the service.

F2--the total number of points of the PFCT by the end of
the service.

P1--the number of push-ups in the beginning of the service

P2--the number of push-ups by the end of the service

S1--the number of sit-ups in the beginning of the service.

S2--the number of sit-ups by the end of the service.

R1--the time of 3200m run in the beginning of the service.

R2--the time of 3200m run by the end of service

I1--the number of the visits to the infirmary during the second
half of the service.

H1--the number of the visits to the hospital during the first half of
the service.

H2--the number of the visits to the hospital during the second half
of the service.

HD1--the number of sick days in the hospital during the first half of
the service.

HD2--the number of sick days in the hospital during the second
half of the service.

IH1--the total number of the visits to the infirmary and hospital
during the first half of the service.

IH2--the total number of the visits to the infirmary and hospital
during the second half of the service.

Fig. 1. The change of the conscripts' BMI during the service

1 -7%
2 -2%
3 6%
4 2%
5 5%
6 6%
7 6%
8 8%
9 10%
10 16%

Note: Table made from bar graph.

Fig. 2. The dynamics of the conscripts' total number of points of the
PFCT during the Conscript Service.

1 -30%
2 -9%
3 3%
4 13%
5 21%
6 31%
7 41%
8 56%
9 80%
10 141%

Note: Table made from bar graph.

Fig. 3. The total number of conscripts' sick days during the first
half and second half of the service.

 SD1 SD2

1 0.4
2 2.5 1.1
3 2.5 1.1
4 3.9 2.2
5 5.4 3.4
6 7.6 5.0
7 10.8 7.2
8 14.9 9.7
9 20.8 14.1
10 38.8 28.5

Note: Table made from bar graph.
COPYRIGHT 2005 U.S. Army Medical Department Center & School
No portion of this article can be reproduced without the express written permission from the copyright holder.
Copyright 2005 Gale, Cengage Learning. All rights reserved.

Article Details
Printer friendly Cite/link Email Feedback
Author:Novikov, Oleg; Kiivet, Raul-Allan
Publication:U.S. Army Medical Department Journal
Date:Apr 1, 2005
Words:3245
Previous Article:Global War on Terrorism: assessment, treatment, and evacuation of burn trauma casualties.
Next Article:Perspective.
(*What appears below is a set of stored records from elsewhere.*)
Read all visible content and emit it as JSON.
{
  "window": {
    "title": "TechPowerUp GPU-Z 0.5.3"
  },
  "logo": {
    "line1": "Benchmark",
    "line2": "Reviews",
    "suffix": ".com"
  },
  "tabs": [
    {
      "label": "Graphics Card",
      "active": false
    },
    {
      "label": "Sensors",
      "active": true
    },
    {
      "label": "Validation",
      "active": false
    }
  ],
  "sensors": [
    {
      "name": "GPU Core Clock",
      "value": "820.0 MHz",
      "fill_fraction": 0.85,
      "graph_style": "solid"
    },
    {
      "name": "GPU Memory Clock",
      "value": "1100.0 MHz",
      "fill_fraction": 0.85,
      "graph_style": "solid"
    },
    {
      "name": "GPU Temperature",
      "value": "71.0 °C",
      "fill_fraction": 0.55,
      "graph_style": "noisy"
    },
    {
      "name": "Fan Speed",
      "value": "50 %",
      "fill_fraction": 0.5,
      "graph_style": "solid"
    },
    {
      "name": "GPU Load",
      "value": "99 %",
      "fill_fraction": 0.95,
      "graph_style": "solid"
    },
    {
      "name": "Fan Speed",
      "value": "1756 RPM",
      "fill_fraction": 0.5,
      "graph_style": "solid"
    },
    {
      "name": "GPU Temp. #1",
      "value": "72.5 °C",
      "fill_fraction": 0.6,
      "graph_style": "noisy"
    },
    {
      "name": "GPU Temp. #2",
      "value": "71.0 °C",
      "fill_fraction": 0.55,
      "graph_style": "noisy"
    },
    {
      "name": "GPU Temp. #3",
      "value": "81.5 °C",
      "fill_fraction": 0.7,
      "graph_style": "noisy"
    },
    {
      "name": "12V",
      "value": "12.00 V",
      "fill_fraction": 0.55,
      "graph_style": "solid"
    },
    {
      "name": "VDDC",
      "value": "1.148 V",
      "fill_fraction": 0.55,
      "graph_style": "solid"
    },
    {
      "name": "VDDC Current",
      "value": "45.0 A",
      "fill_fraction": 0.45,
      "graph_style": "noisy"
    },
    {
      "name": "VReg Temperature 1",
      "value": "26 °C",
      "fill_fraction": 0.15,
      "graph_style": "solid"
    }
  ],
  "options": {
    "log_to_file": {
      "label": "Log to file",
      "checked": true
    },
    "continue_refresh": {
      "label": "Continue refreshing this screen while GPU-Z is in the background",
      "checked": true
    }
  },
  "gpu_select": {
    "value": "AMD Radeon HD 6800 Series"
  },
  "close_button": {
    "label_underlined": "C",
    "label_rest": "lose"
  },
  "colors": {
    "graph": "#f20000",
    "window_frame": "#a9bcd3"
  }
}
Related Articles
Perspective.
Fight childhood obesity on multiple fronts.
Estonia.
Estonia.
SEND IN THE ARMY ..TO FIGHT FAT KIDS; Minister's bid for defence forces to boost fitness.
Estimation of security threats and Estonian defence planning in the 1930s/ohuhinnang ja Eesti kaitseplaanid 1930. Aastatel.
'Our boys are too soft'.
Simulated training disaster to he held on Sunday night.

Terms of use | Privacy policy | Copyright © 2019 Farlex, Inc. | Feedback | For webmasters